Lopez said it’s been a struggle, but having faith and getting help from his teammates means the world as he tries to help his young child.

“I’m going to do everything for him to progress better,” Lopez said. “He’s amazing for me.”

Funds raised at the golf tournament goes toward helping the family with medical expenses and travel between their homes in Puerto Rico and Miami.

via Son of Brevard Manatee’s pitcher in need of transplant | Brevard.

Surgical, other advances made at UPMC improve graft survival of intestinal, multi-visceral transplant patients – Medical News Today

Friday 1 August 2014 – 2am PST

Innovations in surgical techniques, drugs and immunosuppression have improved survival after intestinal and multi-visceral transplants, according to a retrospective analysis of more than 500 surgeries done at UPMC over nearly 25 years.

The study was led by Goutham Kumar, M.D., a transplant surgery fellow at UPMC’s Thomas E. Starzl Transplantation Institute. Dr. Kumar was recognized for his work with the Young Investigator Award by the 2014 World Transplant Congress and presented his findings at the group’s July 26 to 31 meeting in San Francisco.

“UPMC has led the way in the development of new surgical techniques and important research involving transplantation, and our analysis shows that our innovations have made a real difference to patients,” Dr. Kumar said.

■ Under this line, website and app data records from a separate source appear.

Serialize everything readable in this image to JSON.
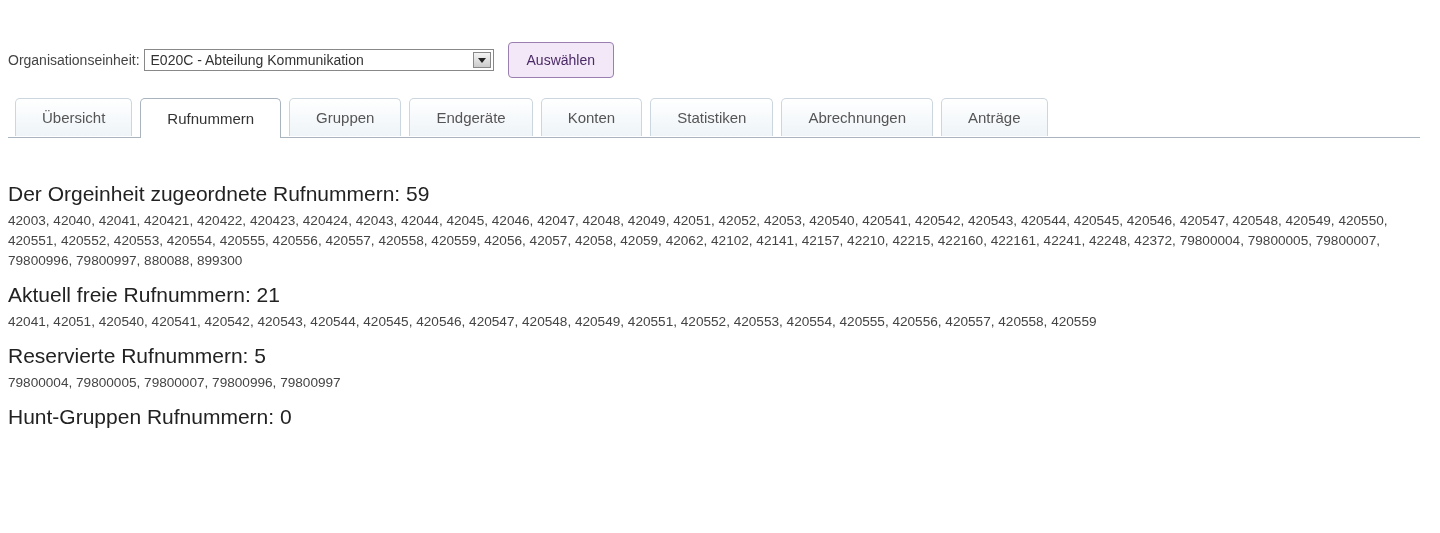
{
  "filter": {
    "label": "Organisationseinheit:",
    "value": "E020C - Abteilung Kommunikation",
    "button": "Auswählen"
  },
  "tabs": [
    {
      "label": "Übersicht",
      "selected": false
    },
    {
      "label": "Rufnummern",
      "selected": true
    },
    {
      "label": "Gruppen",
      "selected": false
    },
    {
      "label": "Endgeräte",
      "selected": false
    },
    {
      "label": "Konten",
      "selected": false
    },
    {
      "label": "Statistiken",
      "selected": false
    },
    {
      "label": "Abrechnungen",
      "selected": false
    },
    {
      "label": "Anträge",
      "selected": false
    }
  ],
  "sections": [
    {
      "heading": "Der Orgeinheit zugeordnete Rufnummern: 59",
      "numbers": "42003, 42040, 42041, 420421, 420422, 420423, 420424, 42043, 42044, 42045, 42046, 42047, 42048, 42049, 42051, 42052, 42053, 420540, 420541, 420542, 420543, 420544, 420545, 420546, 420547, 420548, 420549, 420550, 420551, 420552, 420553, 420554, 420555, 420556, 420557, 420558, 420559, 42056, 42057, 42058, 42059, 42062, 42102, 42141, 42157, 42210, 42215, 422160, 422161, 42241, 42248, 42372, 79800004, 79800005, 79800007, 79800996, 79800997, 880088, 899300"
    },
    {
      "heading": "Aktuell freie Rufnummern: 21",
      "numbers": "42041, 42051, 420540, 420541, 420542, 420543, 420544, 420545, 420546, 420547, 420548, 420549, 420551, 420552, 420553, 420554, 420555, 420556, 420557, 420558, 420559"
    },
    {
      "heading": "Reservierte Rufnummern: 5",
      "numbers": "79800004, 79800005, 79800007, 79800996, 79800997"
    },
    {
      "heading": "Hunt-Gruppen Rufnummern: 0"
    }
  ]
}
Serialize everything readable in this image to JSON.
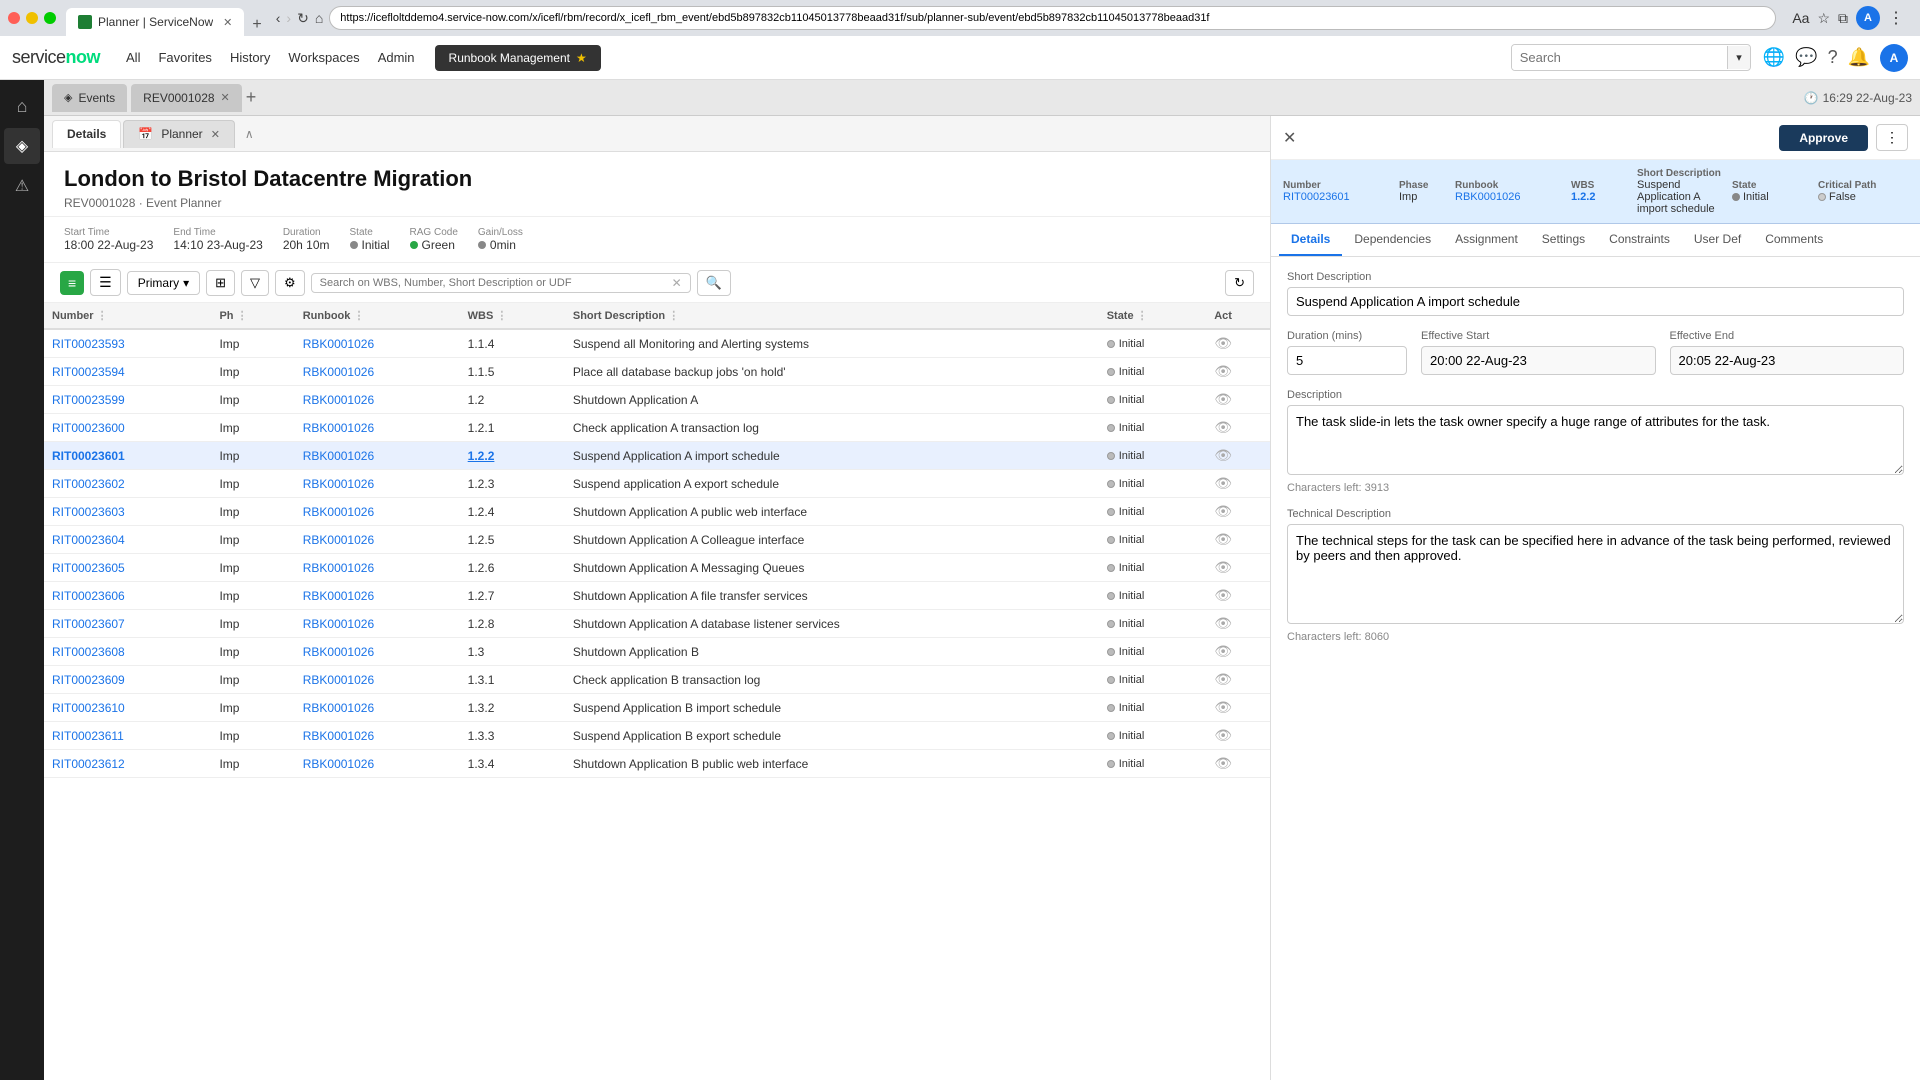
{
  "browser": {
    "tab_label": "Planner | ServiceNow",
    "address": "https://icefloltddemo4.service-now.com/x/icefl/rbm/record/x_icefl_rbm_event/ebd5b897832cb11045013778beaad31f/sub/planner-sub/event/ebd5b897832cb11045013778beaad31f",
    "new_tab_label": "+",
    "minimize": "—",
    "maximize": "□",
    "close": "✕"
  },
  "header": {
    "logo": "servicenow",
    "nav_items": [
      "All",
      "Favorites",
      "History",
      "Workspaces",
      "Admin"
    ],
    "runbook_btn": "Runbook Management",
    "search_placeholder": "Search",
    "clock_icon": "🕐",
    "datetime": "16:29 22-Aug-23"
  },
  "left_sidebar": {
    "icons": [
      {
        "name": "home-icon",
        "symbol": "⌂",
        "active": false
      },
      {
        "name": "tag-icon",
        "symbol": "◈",
        "active": true
      },
      {
        "name": "alert-icon",
        "symbol": "⚠",
        "active": false
      }
    ]
  },
  "tabs": {
    "items": [
      {
        "label": "Events",
        "closeable": false,
        "active": false
      },
      {
        "label": "REV0001028",
        "closeable": true,
        "active": true
      }
    ],
    "add_label": "+"
  },
  "content_tabs": {
    "items": [
      {
        "label": "Details",
        "active": true
      },
      {
        "label": "Planner",
        "closeable": true,
        "active": false
      }
    ]
  },
  "page": {
    "title": "London to Bristol Datacentre Migration",
    "subtitle": "REV0001028 · Event Planner",
    "meta": {
      "start_time_label": "Start Time",
      "start_time": "18:00 22-Aug-23",
      "end_time_label": "End Time",
      "end_time": "14:10 23-Aug-23",
      "duration_label": "Duration",
      "duration": "20h 10m",
      "state_label": "State",
      "state": "Initial",
      "rag_label": "RAG Code",
      "rag": "Green",
      "gain_loss_label": "Gain/Loss",
      "gain_loss": "0min"
    }
  },
  "toolbar": {
    "primary_label": "Primary",
    "search_placeholder": "Search on WBS, Number, Short Description or UDF",
    "refresh_title": "Refresh"
  },
  "table": {
    "columns": [
      "Number",
      "Ph",
      "Runbook",
      "WBS",
      "Short Description",
      "State",
      "Act"
    ],
    "rows": [
      {
        "number": "RIT00023593",
        "ph": "Imp",
        "runbook": "RBK0001026",
        "wbs": "1.1.4",
        "desc": "Suspend all Monitoring and Alerting systems",
        "state": "Initial",
        "selected": false
      },
      {
        "number": "RIT00023594",
        "ph": "Imp",
        "runbook": "RBK0001026",
        "wbs": "1.1.5",
        "desc": "Place all database backup jobs 'on hold'",
        "state": "Initial",
        "selected": false
      },
      {
        "number": "RIT00023599",
        "ph": "Imp",
        "runbook": "RBK0001026",
        "wbs": "1.2",
        "desc": "Shutdown Application A",
        "state": "Initial",
        "selected": false
      },
      {
        "number": "RIT00023600",
        "ph": "Imp",
        "runbook": "RBK0001026",
        "wbs": "1.2.1",
        "desc": "Check application A transaction log",
        "state": "Initial",
        "selected": false
      },
      {
        "number": "RIT00023601",
        "ph": "Imp",
        "runbook": "RBK0001026",
        "wbs": "1.2.2",
        "desc": "Suspend Application A import schedule",
        "state": "Initial",
        "selected": true
      },
      {
        "number": "RIT00023602",
        "ph": "Imp",
        "runbook": "RBK0001026",
        "wbs": "1.2.3",
        "desc": "Suspend application A export schedule",
        "state": "Initial",
        "selected": false
      },
      {
        "number": "RIT00023603",
        "ph": "Imp",
        "runbook": "RBK0001026",
        "wbs": "1.2.4",
        "desc": "Shutdown Application A public web interface",
        "state": "Initial",
        "selected": false
      },
      {
        "number": "RIT00023604",
        "ph": "Imp",
        "runbook": "RBK0001026",
        "wbs": "1.2.5",
        "desc": "Shutdown Application A Colleague interface",
        "state": "Initial",
        "selected": false
      },
      {
        "number": "RIT00023605",
        "ph": "Imp",
        "runbook": "RBK0001026",
        "wbs": "1.2.6",
        "desc": "Shutdown Application A Messaging Queues",
        "state": "Initial",
        "selected": false
      },
      {
        "number": "RIT00023606",
        "ph": "Imp",
        "runbook": "RBK0001026",
        "wbs": "1.2.7",
        "desc": "Shutdown Application A file transfer services",
        "state": "Initial",
        "selected": false
      },
      {
        "number": "RIT00023607",
        "ph": "Imp",
        "runbook": "RBK0001026",
        "wbs": "1.2.8",
        "desc": "Shutdown Application A database listener services",
        "state": "Initial",
        "selected": false
      },
      {
        "number": "RIT00023608",
        "ph": "Imp",
        "runbook": "RBK0001026",
        "wbs": "1.3",
        "desc": "Shutdown Application B",
        "state": "Initial",
        "selected": false
      },
      {
        "number": "RIT00023609",
        "ph": "Imp",
        "runbook": "RBK0001026",
        "wbs": "1.3.1",
        "desc": "Check application B transaction log",
        "state": "Initial",
        "selected": false
      },
      {
        "number": "RIT00023610",
        "ph": "Imp",
        "runbook": "RBK0001026",
        "wbs": "1.3.2",
        "desc": "Suspend Application B import schedule",
        "state": "Initial",
        "selected": false
      },
      {
        "number": "RIT00023611",
        "ph": "Imp",
        "runbook": "RBK0001026",
        "wbs": "1.3.3",
        "desc": "Suspend Application B export schedule",
        "state": "Initial",
        "selected": false
      },
      {
        "number": "RIT00023612",
        "ph": "Imp",
        "runbook": "RBK0001026",
        "wbs": "1.3.4",
        "desc": "Shutdown Application B public web interface",
        "state": "Initial",
        "selected": false
      }
    ]
  },
  "right_panel": {
    "data_row": {
      "number_label": "Number",
      "number_value": "RIT00023601",
      "phase_label": "Phase",
      "phase_value": "Imp",
      "runbook_label": "Runbook",
      "runbook_value": "RBK0001026",
      "wbs_label": "WBS",
      "wbs_value": "1.2.2",
      "short_desc_label": "Short Description",
      "short_desc_value": "Suspend Application A import schedule",
      "state_label": "State",
      "state_value": "Initial",
      "critical_path_label": "Critical Path",
      "critical_path_value": "False"
    },
    "tabs": [
      "Details",
      "Dependencies",
      "Assignment",
      "Settings",
      "Constraints",
      "User Def",
      "Comments"
    ],
    "active_tab": "Details",
    "approve_label": "Approve",
    "form": {
      "short_desc_label": "Short Description",
      "short_desc_value": "Suspend Application A import schedule",
      "duration_label": "Duration (mins)",
      "duration_value": "5",
      "eff_start_label": "Effective Start",
      "eff_start_value": "20:00 22-Aug-23",
      "eff_end_label": "Effective End",
      "eff_end_value": "20:05 22-Aug-23",
      "desc_label": "Description",
      "desc_value": "The task slide-in lets the task owner specify a huge range of attributes for the task.",
      "desc_chars_left": "Characters left: 3913",
      "tech_desc_label": "Technical Description",
      "tech_desc_value": "The technical steps for the task can be specified here in advance of the task being performed, reviewed by peers and then approved.",
      "tech_desc_chars_left": "Characters left: 8060"
    }
  }
}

The researchers examined 541 intestinal and multi-visceral transplants done at UPMC from 1990 to 2013. The total consisted of 228 pediatric transplants and 313 adult transplants; 252 were intestine-only transplants, 157 were liver-intestine, 89 were full multi-visceral, and 43 were modified multi-visceral. A majority of the pediatric patients suffered from gastroschisis, followed by volvulus and necrotizing entercolitis. The adult patients needed transplants because of thrombosis, Crohn’s disease or some kind of obstruction.

Researchers analyzed several outcomes and found that pre-conditioning with certain immunosuppressants, the time the graft is outside of the body, certain blood types and a disparity in the gender of donor and recipient were among the factors predicting graft survival.

Co-authors on the study are George Mazariegos, M.D., Guillerme Costa, M.D., Gaurav Gupta, M.D., Dolly Martin, Geoff Bond, M.D., Kyle Soltys, M.D., Rakesh Sindhi, M.D., Abhinav Humar, M.D., and Hiroshi Sogawa, M.D., all of either the Thomas E. Starzl Transplantation Institute, Children’s Hospital of Pittsburgh of UPMC or UPMC.

In addition to Dr. Kumar, six other UPMC and University of Pittsburgh Schools of the Health Sciences researchers were recognized this year with Young Investigator Awards by the World Transplant Congress. They and their presentations are:

Aravind Cherukuri, M.D., Ph.D. “Transitional B Cell (TrB) T1/T2 Ratio is a Marker for Graft Dysfunction in Human Kidney Transplant Recipients (KTRs)”

Vinayak Rohan, M.D. “Outcomes of Liver Transplantation for Unresectable Liver Malignancy in Children”

Qing Ding, Ph.D. “TIM-1 Signaling is Required for Maintenance and Induction of Regulatory B Cells Through Apoptotic Cell Binding or TIM-1 Ligation”

Kanishka Mohib, Ph.D. “TIM-4 Expression by C Cells Identifies an Inflammatory B Effector 1 Subset that Promotes Allograft Rejection and Inhibits Tumor Metastases”

Dalia Raich-Regue, Ph.D. “Myeloid Dendritic Cell-Specific mTORC2 Deficiency Enhances Alloreactive Th1 and Th17 Cell Responses and Skin Graft Rejection”

Tripti Singh, M.D. “B Cell Depletion of Naïve Recipients Enhances Graft Reactive T Cell Responses”

via Surgical, other advances made at UPMC improve graft survival of intestinal, multi-visceral transplant patients – Medical News Today.